(Dataset rows describing interfaces)
'''

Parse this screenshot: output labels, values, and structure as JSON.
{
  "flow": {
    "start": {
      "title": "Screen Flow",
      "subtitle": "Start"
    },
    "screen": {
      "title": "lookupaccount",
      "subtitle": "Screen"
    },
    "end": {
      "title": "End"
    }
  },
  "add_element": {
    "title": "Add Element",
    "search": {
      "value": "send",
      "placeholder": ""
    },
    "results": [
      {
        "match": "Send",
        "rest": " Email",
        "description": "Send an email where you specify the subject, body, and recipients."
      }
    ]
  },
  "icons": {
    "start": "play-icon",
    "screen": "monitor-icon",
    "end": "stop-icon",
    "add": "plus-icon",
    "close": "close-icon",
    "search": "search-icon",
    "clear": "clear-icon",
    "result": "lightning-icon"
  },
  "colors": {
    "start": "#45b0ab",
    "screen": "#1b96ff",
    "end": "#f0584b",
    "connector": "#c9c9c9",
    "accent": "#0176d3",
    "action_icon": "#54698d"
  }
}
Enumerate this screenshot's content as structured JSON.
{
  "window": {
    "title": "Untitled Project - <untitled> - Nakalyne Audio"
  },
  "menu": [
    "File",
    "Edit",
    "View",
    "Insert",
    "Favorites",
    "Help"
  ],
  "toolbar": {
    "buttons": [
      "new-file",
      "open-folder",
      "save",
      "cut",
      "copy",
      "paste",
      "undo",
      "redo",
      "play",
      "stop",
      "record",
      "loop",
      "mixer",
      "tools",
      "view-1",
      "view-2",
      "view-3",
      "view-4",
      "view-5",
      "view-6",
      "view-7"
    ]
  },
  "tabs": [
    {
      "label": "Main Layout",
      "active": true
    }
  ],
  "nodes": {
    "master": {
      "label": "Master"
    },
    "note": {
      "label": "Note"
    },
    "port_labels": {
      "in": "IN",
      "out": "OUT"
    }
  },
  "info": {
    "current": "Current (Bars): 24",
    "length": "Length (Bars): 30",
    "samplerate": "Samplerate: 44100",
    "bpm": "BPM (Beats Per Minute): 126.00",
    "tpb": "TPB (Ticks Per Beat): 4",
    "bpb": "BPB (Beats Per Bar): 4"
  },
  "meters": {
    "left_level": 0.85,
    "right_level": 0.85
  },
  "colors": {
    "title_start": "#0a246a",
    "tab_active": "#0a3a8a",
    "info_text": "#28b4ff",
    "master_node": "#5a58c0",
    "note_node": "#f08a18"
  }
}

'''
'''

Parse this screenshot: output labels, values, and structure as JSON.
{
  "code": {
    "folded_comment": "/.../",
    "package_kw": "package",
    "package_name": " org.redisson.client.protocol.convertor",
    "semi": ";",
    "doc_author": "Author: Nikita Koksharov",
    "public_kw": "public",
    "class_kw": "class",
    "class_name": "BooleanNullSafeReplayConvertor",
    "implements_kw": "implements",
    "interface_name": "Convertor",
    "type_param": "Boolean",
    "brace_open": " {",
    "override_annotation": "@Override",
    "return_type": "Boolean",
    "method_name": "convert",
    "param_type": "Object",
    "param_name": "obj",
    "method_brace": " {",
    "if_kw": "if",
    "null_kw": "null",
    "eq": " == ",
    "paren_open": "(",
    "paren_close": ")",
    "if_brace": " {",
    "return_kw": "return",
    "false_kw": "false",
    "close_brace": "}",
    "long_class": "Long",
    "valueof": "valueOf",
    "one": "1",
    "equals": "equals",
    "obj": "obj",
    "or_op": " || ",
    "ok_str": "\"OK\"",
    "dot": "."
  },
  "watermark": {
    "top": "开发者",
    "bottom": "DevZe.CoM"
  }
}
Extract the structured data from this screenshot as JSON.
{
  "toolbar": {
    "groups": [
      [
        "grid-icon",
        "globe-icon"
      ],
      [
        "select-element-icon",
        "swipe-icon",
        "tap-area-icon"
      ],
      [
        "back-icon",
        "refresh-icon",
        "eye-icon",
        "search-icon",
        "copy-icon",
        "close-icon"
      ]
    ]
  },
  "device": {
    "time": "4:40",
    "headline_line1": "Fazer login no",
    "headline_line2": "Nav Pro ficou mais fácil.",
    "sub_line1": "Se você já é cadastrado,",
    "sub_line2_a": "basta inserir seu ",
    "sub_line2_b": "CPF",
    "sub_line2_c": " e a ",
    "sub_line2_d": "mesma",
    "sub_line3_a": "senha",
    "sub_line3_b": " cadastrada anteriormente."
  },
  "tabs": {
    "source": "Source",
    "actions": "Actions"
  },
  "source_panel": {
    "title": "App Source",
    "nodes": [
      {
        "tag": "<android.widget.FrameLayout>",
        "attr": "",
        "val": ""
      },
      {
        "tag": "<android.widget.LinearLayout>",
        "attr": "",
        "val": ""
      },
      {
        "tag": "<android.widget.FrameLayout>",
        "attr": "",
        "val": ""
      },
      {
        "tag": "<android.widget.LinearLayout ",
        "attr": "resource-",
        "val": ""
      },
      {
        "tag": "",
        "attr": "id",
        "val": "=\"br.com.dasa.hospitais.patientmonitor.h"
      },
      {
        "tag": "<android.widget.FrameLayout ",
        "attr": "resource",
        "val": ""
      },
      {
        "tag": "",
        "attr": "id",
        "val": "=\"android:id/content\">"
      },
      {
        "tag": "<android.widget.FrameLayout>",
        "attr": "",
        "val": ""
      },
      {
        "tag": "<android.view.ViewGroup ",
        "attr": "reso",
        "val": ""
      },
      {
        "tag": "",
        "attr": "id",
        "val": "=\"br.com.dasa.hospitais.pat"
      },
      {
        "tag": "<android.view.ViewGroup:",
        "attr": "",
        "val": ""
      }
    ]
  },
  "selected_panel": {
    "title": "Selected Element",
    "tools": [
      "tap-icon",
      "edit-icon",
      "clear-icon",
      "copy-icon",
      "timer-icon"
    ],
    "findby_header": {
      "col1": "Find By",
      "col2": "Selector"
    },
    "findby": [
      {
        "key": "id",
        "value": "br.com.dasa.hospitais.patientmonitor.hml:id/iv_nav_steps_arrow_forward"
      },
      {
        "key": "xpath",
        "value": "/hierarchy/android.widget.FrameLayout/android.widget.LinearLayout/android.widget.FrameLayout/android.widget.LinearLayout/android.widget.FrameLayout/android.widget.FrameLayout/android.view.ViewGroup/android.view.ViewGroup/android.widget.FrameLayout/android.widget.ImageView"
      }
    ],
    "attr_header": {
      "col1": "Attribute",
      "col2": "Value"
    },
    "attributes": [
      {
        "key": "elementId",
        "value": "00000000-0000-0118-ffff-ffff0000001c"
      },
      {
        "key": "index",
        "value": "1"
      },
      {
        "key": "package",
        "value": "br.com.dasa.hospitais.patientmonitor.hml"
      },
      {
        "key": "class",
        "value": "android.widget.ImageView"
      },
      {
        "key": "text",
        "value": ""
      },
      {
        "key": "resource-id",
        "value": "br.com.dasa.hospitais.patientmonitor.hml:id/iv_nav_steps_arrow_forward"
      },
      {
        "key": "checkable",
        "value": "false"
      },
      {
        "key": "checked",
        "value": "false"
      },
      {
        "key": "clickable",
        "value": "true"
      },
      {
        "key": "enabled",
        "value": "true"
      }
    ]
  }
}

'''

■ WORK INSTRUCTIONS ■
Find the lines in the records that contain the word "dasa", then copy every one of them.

■ WRITTEN RESPONSE ■
        "val": "=\"br.com.dasa.hospitais.patientmonitor.h"
        "val": "=\"br.com.dasa.hospitais.pat"
        "value": "br.com.dasa.hospitais.patientmonitor.hml:id/iv_nav_steps_arrow_forward"
        "value": "br.com.dasa.hospitais.patientmonitor.hml"
        "value": "br.com.dasa.hospitais.patientmonitor.hml:id/iv_nav_steps_arrow_forward"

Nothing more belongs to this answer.